[THE DATA]

--

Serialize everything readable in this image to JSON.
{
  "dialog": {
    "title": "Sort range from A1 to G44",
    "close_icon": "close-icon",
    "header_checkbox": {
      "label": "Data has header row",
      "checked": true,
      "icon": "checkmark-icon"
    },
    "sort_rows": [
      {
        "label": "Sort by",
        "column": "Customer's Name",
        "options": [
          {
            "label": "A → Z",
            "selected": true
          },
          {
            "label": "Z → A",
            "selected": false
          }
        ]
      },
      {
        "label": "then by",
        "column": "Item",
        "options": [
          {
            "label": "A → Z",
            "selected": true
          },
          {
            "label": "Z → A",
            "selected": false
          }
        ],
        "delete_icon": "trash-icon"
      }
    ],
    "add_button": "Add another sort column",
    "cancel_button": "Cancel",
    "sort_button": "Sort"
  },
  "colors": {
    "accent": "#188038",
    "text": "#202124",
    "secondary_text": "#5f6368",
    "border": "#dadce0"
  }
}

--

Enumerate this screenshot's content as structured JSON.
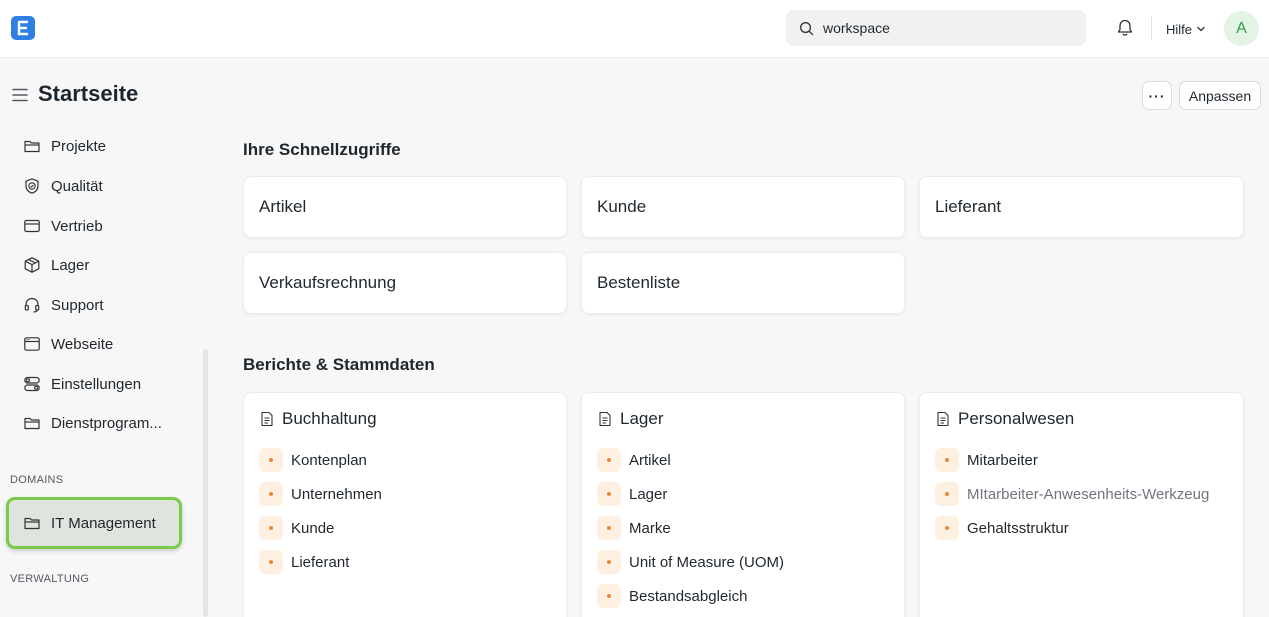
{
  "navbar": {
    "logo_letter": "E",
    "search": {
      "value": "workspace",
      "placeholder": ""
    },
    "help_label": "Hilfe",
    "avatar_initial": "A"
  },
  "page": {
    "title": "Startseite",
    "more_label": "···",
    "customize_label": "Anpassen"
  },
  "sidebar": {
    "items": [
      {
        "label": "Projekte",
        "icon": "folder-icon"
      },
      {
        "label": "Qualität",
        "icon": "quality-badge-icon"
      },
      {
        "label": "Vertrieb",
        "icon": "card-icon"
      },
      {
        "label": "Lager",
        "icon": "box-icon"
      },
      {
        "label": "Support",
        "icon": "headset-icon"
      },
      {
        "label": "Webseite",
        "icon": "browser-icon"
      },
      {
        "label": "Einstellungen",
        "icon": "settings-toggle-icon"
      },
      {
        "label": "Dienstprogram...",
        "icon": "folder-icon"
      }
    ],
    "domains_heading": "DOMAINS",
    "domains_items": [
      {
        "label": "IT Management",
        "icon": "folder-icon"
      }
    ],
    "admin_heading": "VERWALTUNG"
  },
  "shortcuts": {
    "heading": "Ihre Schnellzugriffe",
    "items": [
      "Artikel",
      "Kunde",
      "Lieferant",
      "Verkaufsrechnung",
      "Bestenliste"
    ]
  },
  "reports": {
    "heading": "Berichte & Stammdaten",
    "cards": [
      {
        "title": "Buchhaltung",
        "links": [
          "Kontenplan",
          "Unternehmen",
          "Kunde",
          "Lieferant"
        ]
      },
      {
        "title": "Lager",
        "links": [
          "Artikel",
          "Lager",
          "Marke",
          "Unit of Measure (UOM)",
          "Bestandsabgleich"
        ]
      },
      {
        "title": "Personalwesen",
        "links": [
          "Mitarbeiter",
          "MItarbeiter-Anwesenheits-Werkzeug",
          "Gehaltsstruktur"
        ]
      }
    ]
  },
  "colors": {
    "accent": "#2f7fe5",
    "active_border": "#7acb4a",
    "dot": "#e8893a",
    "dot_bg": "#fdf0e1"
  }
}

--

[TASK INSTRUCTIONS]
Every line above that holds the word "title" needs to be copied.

[EXERCISE OUTPUT]
    "title": "Sort range from A1 to G44",
    "title": "Startseite",
        "title": "Buchhaltung",
        "title": "Lager",
        "title": "Personalwesen",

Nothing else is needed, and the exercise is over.